◆ Your assignment ◆
Copy out each line featuring the string "Large" from the entries beneath.

(Dataset rows describing interfaces)
○ ○ ○

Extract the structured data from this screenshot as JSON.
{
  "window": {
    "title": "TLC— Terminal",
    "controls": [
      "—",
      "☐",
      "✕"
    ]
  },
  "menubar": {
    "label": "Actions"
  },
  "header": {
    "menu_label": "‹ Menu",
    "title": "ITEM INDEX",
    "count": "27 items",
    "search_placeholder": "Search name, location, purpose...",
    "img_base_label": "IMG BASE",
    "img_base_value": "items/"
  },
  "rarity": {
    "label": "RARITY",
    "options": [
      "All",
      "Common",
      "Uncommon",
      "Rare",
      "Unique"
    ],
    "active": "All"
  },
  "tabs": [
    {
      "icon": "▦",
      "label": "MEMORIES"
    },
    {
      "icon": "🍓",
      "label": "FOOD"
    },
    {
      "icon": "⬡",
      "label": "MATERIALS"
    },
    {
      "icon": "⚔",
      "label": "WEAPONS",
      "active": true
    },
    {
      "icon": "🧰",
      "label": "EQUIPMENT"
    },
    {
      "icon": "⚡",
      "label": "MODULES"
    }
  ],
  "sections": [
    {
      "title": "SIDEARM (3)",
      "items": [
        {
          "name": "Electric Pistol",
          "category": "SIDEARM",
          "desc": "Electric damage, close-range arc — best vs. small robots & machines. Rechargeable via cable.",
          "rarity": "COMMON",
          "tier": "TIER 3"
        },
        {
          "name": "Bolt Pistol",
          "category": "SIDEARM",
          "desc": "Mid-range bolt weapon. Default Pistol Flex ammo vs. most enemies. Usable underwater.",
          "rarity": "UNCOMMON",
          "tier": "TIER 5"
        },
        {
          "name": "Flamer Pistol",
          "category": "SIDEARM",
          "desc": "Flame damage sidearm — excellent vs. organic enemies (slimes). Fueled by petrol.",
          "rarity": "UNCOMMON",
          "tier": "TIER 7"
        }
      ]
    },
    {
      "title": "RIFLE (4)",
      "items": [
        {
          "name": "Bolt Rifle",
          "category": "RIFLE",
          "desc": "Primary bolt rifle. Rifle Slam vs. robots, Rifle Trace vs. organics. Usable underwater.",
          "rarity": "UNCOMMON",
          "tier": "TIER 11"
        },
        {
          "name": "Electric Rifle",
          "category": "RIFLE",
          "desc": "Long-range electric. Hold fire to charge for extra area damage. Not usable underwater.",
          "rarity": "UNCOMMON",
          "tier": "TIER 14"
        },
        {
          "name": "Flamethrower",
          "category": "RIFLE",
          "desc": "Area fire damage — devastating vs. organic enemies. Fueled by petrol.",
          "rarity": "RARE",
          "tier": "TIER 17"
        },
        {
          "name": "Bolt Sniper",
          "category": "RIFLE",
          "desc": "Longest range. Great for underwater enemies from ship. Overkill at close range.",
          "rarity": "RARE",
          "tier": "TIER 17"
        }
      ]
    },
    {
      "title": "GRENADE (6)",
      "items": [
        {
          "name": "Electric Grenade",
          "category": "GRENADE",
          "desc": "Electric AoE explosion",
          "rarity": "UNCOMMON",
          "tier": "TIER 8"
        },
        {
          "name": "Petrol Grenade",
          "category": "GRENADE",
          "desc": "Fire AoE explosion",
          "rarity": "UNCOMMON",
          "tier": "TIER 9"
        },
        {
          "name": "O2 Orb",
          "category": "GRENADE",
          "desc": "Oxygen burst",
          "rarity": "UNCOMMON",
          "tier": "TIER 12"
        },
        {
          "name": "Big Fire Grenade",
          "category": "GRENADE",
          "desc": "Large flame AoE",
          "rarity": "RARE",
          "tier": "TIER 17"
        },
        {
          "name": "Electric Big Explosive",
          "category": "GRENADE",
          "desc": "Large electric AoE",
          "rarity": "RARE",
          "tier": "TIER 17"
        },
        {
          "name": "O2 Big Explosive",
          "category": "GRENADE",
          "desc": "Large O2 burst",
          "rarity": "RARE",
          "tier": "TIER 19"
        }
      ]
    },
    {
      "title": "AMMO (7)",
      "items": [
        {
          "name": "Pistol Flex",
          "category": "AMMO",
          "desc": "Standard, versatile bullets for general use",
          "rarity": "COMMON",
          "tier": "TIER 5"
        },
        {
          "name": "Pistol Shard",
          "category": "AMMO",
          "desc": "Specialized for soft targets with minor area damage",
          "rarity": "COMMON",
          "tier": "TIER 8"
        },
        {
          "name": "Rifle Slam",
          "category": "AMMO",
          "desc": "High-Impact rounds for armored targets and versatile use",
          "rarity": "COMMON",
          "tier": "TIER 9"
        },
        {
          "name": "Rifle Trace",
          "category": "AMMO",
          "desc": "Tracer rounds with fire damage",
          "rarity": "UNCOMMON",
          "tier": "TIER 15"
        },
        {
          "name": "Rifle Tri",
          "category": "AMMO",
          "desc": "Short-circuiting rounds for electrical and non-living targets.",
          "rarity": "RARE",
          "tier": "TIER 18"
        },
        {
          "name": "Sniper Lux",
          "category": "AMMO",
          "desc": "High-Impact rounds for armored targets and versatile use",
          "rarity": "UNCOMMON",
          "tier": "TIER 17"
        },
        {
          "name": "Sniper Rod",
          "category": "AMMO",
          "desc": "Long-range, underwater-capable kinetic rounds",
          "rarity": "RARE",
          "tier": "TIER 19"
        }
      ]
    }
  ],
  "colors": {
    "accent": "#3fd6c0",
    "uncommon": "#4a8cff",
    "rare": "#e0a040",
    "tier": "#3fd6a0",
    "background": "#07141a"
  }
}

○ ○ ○

◆ Written response ◆
          "desc": "Large flame AoE",
          "desc": "Large electric AoE",
          "desc": "Large O2 burst",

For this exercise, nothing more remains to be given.